I sat up and started taking notice during the Shanghai scenes. Suddenly: neon. Lots of neon. Blue light, black glass, skyscrapers. Sniper rifles. Gadgets. The future as cybernetic money palace. This looks strangely familiar! Yeah, that’s because it looks like Entrapment. We’re back in the late 90s action thriller: slick and glossy, chrome rails and electric blue Chinese ideograms, heavy with Millennium anxiety and the prospect of a future run by computer. It’s 1999, and The Matrix has us.
And then, incredibly, Macau. Red velvet. Golden serpents. Chinoiserie kitsch. Women in backless dresses. Implacable foreign henchmen with neat beards. Smirking double-entendres between Bond and Eve. The climax of this section is a fight in a pit, during which the baddie gets hauled off and devoured by a Komodo dragon, a moment so completely preposterous it would have sunk a less confident film. This kind of thing does not happen to Jason Bourne. Bond, though? Well, of course he hauls himself out of the pit, his black tie still immaculate, and delivers a pithy one-liner (‘it’s the circle of life’). It’s fine, he can get away with it, because he used to be Roger Moore. The whole sequence is straight out of the camp antics of late 70s/early 80s Bond, where everything is glamorous and exotic and nothing actually matters. The contrast is brilliantly jarring, because next we get the brutal episode on Silva’s island – complete with the shocking, needless death of Sévérine – which reminds us of the kind of unpleasant hardball Connery used to play. And then it’s the Aston Martin, and a carefully-shot scene in which Bond and M drive away through what could very easily be 1960s London, and North, out of the franchise altogether. When we leave London we leave Bond. The finale takes place in a land we’ve never seen before: a land where Bond was a child, and MI6 has no authority, and M has to fight at close quarters just like everybody else. The moment they step out of the car and stand staring at the rocks and the mist – the bones of Britain, a shot the Romans would have recognised, let alone King Arthur – is the moment they, and we, realise this is no longer a Bond film. This is something deep, and nasty, and old.

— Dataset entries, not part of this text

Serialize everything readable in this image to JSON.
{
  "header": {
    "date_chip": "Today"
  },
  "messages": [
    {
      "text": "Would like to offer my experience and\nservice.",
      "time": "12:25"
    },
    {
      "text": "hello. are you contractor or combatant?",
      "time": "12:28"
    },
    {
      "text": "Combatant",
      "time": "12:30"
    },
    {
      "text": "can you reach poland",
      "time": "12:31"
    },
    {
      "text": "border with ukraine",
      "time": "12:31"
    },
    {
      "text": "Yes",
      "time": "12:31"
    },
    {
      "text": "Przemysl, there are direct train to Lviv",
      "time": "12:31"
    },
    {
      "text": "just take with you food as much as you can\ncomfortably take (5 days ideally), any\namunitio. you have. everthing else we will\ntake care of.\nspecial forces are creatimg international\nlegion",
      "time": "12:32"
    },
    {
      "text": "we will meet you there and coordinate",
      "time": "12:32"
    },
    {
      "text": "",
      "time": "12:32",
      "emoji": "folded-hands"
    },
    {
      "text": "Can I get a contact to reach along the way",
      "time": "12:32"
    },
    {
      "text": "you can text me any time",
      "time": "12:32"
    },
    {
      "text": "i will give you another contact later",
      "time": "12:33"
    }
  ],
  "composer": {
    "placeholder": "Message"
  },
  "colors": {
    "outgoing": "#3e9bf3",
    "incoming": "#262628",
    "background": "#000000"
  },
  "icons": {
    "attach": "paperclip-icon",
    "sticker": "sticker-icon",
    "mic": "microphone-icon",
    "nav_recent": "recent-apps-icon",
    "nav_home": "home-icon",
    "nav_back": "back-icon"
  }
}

In other words, Skyfall literally runs backwards. We flip through five decades of history in reverse, five decades of action movies, and then fall through the front cover. Bond goes back to the days before he was Bond, burns his house down, holds his mother as she dies, and is reborn. By the time he gets back to London, we’re moving in the right direction again. M is an older ex-military man in a wood-panelled office. There’s a beautiful secretary licking her lips behind the desk. There’s a nerdy genius down in Q Branch who regards Bond as an unfortunate necessity. There’s a coat-stand just inside the door. James Bond got old, he got tired, he got addicted to booze and pills and failed his marksmanship exam, so he went back and blew up his past with a couple of gas canisters and then turned up to work the next morning with a fresh shirt and hunter’s eyes. He gets to do that. He’s James Bond. When who he was gets too heavy for him, he kills it, and moves on. That’s why we pay to watch him.